■ **Required work**
Give back the full material exactly. Omit no line.
⁂
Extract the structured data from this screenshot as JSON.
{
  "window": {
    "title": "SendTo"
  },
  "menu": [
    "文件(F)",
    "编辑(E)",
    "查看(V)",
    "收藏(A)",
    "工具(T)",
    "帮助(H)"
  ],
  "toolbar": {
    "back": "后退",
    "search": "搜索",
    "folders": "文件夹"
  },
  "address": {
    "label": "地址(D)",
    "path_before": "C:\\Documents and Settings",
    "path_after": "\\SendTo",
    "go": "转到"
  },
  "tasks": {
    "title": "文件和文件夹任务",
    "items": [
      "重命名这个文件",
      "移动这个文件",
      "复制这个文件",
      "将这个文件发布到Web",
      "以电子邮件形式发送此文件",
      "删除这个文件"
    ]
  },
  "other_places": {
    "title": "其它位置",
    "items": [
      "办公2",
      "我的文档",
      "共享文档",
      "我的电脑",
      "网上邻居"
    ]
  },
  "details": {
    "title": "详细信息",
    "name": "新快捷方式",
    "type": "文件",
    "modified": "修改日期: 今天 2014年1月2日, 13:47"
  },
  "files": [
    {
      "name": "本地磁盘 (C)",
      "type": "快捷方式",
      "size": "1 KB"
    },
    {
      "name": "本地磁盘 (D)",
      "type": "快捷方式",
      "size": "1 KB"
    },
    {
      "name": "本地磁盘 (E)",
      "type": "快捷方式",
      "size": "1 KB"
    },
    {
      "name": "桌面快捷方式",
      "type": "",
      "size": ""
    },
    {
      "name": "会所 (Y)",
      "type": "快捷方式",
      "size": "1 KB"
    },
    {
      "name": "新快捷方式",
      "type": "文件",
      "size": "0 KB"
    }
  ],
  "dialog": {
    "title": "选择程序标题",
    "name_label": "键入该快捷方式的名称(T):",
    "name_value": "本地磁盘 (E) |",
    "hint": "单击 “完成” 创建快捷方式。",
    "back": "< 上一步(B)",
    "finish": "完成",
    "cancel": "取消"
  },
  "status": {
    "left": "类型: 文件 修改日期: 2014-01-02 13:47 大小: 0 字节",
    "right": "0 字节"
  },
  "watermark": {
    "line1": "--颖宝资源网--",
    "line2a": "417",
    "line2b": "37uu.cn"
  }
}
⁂
■ **Solution to this problem**
Extract the structured data from this screenshot as JSON.
{
  "window": {
    "title": "SendTo"
  },
  "menu": [
    "文件(F)",
    "编辑(E)",
    "查看(V)",
    "收藏(A)",
    "工具(T)",
    "帮助(H)"
  ],
  "toolbar": {
    "back": "后退",
    "search": "搜索",
    "folders": "文件夹"
  },
  "address": {
    "label": "地址(D)",
    "path_before": "C:\\Documents and Settings",
    "path_after": "\\SendTo",
    "go": "转到"
  },
  "tasks": {
    "title": "文件和文件夹任务",
    "items": [
      "重命名这个文件",
      "移动这个文件",
      "复制这个文件",
      "将这个文件发布到Web",
      "以电子邮件形式发送此文件",
      "删除这个文件"
    ]
  },
  "other_places": {
    "title": "其它位置",
    "items": [
      "办公2",
      "我的文档",
      "共享文档",
      "我的电脑",
      "网上邻居"
    ]
  },
  "details": {
    "title": "详细信息",
    "name": "新快捷方式",
    "type": "文件",
    "modified": "修改日期: 今天 2014年1月2日, 13:47"
  },
  "files": [
    {
      "name": "本地磁盘 (C)",
      "type": "快捷方式",
      "size": "1 KB"
    },
    {
      "name": "本地磁盘 (D)",
      "type": "快捷方式",
      "size": "1 KB"
    },
    {
      "name": "本地磁盘 (E)",
      "type": "快捷方式",
      "size": "1 KB"
    },
    {
      "name": "桌面快捷方式",
      "type": "",
      "size": ""
    },
    {
      "name": "会所 (Y)",
      "type": "快捷方式",
      "size": "1 KB"
    },
    {
      "name": "新快捷方式",
      "type": "文件",
      "size": "0 KB"
    }
  ],
  "dialog": {
    "title": "选择程序标题",
    "name_label": "键入该快捷方式的名称(T):",
    "name_value": "本地磁盘 (E) |",
    "hint": "单击 “完成” 创建快捷方式。",
    "back": "< 上一步(B)",
    "finish": "完成",
    "cancel": "取消"
  },
  "status": {
    "left": "类型: 文件 修改日期: 2014-01-02 13:47 大小: 0 字节",
    "right": "0 字节"
  },
  "watermark": {
    "line1": "--颖宝资源网--",
    "line2a": "417",
    "line2b": "37uu.cn"
  }
}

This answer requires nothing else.